“Without knowing our past, we can’t creatively conceive of our future.”
Fear that the ruination would continue, if not in Syria and Iraq then in other countries around the world, is what led Svetlana Peshkova, associate professor of anthropology, to create a research internship in cultural heritage.
The program grew out of a talk hosted by the anthropology department that had the Boston-based nonprofit American Society of Oriental Research (ASOR) discussing why ISIS is annihilating Syrian’s heritage. Founded in 1900, ASOR supports research into, and public understanding of, the history and cultures of the Middle East.
“We are losing our human heritage. It’s not just in the Middle East; it’s not just Africa or the region. It’s the whole human society. It’s how we learn,” Peshkova says. “Without knowing our past, we can’t creatively conceive of our future.”
Launched in 2015, the research internship had UNH students Emily Ham and John O’Neill, both of the class of 2016, working with ASOR’s cultural heritage initiatives team to document the ruin of churches, museums, tombs and other ancient sites in Syria and northern Iraq. Two reports the pair helped author were published in September.
Using newspaper accounts from around the world coupled with satellite imaginary, Ham and O’Neill helped compile weekly accounts that detailed the histories of the artifacts and heritage sites demolished and those that remain under threat.

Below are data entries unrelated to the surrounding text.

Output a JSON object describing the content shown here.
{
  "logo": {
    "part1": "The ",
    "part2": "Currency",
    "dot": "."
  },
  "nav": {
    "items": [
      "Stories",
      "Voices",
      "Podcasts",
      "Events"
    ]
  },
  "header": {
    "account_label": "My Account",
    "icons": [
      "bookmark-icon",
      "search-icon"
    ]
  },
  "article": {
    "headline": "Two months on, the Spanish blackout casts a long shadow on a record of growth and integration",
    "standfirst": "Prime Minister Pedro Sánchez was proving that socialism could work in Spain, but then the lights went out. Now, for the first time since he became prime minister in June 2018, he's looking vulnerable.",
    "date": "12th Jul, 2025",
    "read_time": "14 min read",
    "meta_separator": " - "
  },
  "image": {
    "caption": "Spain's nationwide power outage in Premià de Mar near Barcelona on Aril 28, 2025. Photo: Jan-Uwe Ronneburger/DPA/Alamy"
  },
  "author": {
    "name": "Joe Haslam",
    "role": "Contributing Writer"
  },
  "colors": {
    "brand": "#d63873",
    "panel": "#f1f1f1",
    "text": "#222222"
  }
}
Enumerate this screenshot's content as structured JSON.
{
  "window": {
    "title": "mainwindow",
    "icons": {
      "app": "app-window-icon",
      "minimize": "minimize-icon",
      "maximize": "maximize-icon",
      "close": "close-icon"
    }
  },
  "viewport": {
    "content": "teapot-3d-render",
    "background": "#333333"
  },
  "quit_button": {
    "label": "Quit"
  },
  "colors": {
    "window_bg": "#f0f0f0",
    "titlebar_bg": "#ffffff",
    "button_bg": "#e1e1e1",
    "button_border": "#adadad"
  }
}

“ASOR is doing an amazing job documenting the history that could be lost forever. This is important because it belongs not only to Syrians or Northern Iraqis, but to us all. The Middle East is the heart of human civilization and there is so much to be learned from it,” Ham says.
An anthropology and international relations major, Ham talked of the daily tracking of news in Syria through newspapers and social media outlets like Twitter, Facebook and YouTube.
“We had to be on our toes all the time regarding bombings, lootings — anything that could effect destruction of the country’s cultural heritage,” Ham says, adding, “It was a very humbling experience to know what was happening. It put things in perspective, realizing the project is necessary and deserves support.”
Ham and O’Neill read 20 articles per week, analyzing them and then summarizing what they learned in a report. The written histories of sites and relics that have been destroyed included the period they were from, who made them and the faith with which they were associated. Much of what has been lost was built during the Roman Empire (27 BC – 1453).
“This program, and all of American Society of Oriental Research’s efforts, has had an enormous impact on the region,” says O’Neill, a history major. “It's important in understanding the situation as a whole. It's not just stolen statues and satellite images of dig sites. It's much bigger than that. It's about what of humanity will be left after the dust settles.
Peshkova would like to see the internship offered in any major and has already gotten support for next fall from international affairs, political science and Middle Eastern studies.
“Students would be doing something that matters while learning to analyze sources and information. At the same time, they would be getting the message out to the general public. It’s an incredible opportunity,” Peshkova says.